The file photo shows a staff member stands next to an e.Cool electric SUV by Chinese automaker Changjiang on display at the Beijing International Automotive Exhibition in Beijing.—AP/File

NEW YORK: US government officials plan to meet with executives from auto­makers and lithium miners in early May as part of a first-of-its-kind effort to launch a national electric vehicle supply chain strategy, according to three sources familiar with the matter.

While Volkswagen AG, Tesla Inc and other electric-focused automakers and battery manufacturers are expanding in the US and investing billions in new technology, they are reliant on mineral imports without a major push to develop more domestic mines and processing facilities.
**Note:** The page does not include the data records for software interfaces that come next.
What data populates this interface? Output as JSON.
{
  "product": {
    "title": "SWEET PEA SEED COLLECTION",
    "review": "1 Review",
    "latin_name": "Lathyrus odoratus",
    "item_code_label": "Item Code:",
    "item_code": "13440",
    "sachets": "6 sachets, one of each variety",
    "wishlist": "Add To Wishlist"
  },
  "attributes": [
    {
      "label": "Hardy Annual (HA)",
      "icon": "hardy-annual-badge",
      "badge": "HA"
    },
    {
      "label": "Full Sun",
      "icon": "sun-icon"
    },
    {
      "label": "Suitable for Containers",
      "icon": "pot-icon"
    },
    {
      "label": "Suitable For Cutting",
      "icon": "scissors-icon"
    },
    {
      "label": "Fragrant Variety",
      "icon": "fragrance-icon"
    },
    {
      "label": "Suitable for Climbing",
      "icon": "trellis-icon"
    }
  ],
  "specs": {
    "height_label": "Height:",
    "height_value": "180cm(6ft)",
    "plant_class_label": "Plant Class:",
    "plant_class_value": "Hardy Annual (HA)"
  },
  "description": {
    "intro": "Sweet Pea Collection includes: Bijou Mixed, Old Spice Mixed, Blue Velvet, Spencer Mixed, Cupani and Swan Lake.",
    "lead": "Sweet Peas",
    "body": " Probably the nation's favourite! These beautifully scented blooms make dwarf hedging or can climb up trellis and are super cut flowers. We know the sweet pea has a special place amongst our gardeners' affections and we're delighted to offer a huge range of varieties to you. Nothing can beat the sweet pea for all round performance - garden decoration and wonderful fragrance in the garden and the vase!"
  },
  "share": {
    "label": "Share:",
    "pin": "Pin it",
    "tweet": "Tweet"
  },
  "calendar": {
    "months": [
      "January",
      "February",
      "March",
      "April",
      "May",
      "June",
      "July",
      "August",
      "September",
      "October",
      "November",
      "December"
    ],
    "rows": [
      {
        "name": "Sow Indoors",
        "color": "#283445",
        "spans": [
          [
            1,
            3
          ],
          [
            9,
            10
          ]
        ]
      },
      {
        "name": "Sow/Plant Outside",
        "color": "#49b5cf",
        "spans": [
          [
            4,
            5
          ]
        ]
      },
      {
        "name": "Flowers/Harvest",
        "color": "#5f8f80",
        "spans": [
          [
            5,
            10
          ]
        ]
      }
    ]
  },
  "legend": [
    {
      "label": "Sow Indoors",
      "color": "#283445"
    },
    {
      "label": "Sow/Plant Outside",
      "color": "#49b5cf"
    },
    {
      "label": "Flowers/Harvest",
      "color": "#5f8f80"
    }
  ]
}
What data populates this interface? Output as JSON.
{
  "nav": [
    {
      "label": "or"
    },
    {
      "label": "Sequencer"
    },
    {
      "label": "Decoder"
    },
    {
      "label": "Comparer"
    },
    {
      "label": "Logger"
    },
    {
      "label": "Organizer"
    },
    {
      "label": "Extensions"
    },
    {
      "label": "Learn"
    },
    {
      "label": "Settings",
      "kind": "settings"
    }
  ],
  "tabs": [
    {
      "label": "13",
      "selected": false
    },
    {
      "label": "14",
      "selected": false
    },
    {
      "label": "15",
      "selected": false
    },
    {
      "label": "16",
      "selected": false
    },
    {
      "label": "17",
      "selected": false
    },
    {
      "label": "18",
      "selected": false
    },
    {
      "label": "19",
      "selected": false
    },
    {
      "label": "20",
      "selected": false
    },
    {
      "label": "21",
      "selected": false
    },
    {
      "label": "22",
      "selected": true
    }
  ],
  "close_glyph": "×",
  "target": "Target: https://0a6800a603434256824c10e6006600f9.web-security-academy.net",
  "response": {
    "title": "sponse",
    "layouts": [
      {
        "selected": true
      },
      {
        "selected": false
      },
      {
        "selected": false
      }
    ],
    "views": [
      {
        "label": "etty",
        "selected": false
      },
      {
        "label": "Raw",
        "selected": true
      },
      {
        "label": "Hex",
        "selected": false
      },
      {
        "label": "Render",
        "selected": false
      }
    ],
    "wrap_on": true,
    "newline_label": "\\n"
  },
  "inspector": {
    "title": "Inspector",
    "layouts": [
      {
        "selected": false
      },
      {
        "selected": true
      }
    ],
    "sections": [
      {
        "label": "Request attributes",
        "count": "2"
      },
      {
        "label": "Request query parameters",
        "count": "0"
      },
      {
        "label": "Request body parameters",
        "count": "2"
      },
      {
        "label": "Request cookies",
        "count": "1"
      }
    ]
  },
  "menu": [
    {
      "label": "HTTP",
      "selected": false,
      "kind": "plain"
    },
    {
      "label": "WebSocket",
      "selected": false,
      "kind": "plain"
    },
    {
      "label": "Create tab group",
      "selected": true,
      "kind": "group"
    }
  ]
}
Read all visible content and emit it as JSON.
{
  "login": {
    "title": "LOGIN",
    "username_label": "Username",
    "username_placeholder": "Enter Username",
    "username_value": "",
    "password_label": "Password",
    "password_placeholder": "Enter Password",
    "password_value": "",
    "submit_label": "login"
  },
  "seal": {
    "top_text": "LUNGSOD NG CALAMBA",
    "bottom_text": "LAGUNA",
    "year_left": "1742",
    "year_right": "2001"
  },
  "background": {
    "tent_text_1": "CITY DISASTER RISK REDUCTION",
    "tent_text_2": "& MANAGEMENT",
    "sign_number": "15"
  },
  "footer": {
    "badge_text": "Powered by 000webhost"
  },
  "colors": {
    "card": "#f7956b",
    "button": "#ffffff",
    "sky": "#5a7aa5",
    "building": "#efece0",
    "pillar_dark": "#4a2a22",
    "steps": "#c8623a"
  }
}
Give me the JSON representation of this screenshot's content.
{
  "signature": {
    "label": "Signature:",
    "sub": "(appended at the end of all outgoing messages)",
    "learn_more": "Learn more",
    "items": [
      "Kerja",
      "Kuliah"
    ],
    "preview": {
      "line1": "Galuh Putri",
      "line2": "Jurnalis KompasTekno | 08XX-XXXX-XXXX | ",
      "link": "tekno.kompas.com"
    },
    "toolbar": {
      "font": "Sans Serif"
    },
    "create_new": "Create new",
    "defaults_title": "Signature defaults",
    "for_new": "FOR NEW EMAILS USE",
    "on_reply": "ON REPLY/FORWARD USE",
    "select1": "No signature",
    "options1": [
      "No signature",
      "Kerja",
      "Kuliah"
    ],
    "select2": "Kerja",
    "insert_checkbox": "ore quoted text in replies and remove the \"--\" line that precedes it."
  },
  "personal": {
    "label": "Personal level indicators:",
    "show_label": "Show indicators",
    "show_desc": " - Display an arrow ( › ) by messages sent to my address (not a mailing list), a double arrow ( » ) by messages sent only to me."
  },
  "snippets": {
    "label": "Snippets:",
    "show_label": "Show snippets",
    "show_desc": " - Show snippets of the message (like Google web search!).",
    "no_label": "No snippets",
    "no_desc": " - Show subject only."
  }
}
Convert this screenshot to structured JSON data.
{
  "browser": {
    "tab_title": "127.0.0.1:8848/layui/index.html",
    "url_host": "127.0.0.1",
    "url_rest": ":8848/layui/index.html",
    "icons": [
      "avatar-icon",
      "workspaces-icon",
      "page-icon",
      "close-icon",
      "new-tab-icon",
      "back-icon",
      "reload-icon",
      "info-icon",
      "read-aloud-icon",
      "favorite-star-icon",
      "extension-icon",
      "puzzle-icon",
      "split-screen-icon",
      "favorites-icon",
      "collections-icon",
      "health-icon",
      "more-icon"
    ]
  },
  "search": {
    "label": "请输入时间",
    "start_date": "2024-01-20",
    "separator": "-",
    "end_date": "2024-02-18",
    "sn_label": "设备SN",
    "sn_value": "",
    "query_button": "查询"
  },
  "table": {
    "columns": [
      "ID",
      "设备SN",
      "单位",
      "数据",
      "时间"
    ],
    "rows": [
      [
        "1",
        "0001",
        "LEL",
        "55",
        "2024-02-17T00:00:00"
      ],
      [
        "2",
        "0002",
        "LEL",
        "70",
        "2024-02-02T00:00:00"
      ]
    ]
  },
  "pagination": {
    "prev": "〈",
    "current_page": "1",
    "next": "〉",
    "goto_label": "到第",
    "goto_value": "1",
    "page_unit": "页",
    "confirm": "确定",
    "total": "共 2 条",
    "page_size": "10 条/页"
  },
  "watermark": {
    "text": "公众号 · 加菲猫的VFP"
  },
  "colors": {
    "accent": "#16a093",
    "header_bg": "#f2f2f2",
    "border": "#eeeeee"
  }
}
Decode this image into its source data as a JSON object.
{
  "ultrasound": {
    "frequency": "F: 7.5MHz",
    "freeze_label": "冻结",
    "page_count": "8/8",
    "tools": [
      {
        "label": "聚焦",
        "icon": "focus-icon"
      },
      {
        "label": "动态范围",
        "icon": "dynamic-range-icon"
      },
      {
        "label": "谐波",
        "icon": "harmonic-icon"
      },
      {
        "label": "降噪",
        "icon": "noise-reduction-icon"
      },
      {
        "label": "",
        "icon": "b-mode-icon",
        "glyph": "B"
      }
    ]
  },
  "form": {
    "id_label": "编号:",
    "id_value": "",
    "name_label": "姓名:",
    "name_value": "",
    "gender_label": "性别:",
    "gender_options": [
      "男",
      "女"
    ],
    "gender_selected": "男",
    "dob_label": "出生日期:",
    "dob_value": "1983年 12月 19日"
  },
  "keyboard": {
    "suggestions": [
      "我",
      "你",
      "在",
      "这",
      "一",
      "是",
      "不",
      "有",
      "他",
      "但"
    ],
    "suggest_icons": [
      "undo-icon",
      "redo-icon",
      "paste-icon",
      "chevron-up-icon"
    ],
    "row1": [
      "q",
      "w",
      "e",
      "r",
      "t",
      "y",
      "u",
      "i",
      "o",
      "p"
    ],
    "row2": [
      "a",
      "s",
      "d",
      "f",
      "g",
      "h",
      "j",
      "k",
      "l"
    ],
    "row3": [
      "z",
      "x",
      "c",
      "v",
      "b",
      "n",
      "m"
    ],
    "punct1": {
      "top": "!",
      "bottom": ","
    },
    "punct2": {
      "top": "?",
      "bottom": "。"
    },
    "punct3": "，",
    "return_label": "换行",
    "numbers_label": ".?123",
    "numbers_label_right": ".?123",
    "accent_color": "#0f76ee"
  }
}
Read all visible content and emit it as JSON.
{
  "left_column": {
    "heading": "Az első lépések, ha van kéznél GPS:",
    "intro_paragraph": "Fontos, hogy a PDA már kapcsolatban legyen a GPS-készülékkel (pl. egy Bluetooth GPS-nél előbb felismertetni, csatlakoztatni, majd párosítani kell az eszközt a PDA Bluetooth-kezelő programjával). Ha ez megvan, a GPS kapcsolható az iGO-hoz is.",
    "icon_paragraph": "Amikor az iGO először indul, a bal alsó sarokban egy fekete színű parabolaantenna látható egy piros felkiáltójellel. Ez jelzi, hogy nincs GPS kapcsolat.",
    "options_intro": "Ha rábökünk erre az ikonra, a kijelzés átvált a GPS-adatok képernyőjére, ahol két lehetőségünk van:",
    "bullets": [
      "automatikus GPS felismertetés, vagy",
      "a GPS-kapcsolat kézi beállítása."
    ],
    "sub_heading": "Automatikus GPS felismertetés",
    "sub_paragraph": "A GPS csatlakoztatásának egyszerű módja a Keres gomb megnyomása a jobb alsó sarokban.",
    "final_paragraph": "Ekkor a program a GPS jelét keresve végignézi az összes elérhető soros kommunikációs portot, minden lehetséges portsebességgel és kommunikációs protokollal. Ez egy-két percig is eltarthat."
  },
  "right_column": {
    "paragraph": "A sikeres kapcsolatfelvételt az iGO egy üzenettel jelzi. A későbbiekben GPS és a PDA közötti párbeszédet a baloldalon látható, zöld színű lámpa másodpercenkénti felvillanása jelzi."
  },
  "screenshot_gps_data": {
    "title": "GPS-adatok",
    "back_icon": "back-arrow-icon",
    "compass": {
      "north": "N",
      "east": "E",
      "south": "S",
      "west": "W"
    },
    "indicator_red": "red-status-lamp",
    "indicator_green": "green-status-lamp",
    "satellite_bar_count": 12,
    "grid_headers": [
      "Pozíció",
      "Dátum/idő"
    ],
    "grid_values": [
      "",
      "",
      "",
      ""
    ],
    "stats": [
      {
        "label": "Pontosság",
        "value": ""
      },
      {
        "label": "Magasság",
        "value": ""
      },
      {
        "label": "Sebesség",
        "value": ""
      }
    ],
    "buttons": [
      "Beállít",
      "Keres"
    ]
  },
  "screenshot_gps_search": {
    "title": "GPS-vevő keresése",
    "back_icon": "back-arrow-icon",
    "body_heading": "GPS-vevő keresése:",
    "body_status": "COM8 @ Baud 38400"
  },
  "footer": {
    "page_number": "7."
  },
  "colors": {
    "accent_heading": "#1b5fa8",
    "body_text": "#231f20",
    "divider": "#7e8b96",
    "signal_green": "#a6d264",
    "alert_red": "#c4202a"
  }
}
China already dominates the electric vehicle supply chain. It produces nearly two-thirds of the world’s lithium-ion batteries — compared to five per cent for the US — and controls most of the world’s lithium processing facilities, according to data from Benchmark Mine­rals Intelligence, which tracks prices for lithium and other commodities.

US imports of lithium have nearly doubled since 2014 due in part to rising demand from Tesla, SK Innovation Co and others building battery plants in the country, according to the country’s Geological Survey.

“We need to find ways to more efficiently develop our nation’s domestic critical mineral supply because these resources are vital to both our national security and our economy,” North Dakota Senator John Ho­­even, a member of the Senate’s Energy and Natural Resources Committee, said in a statement to Reuters when asked about the meeting.

Hoeven and Senator Lisa Murkowski, chair of the Senate’s energy committee, have been invited to attend the meeting.

Published in Dawn, April 7th, 2019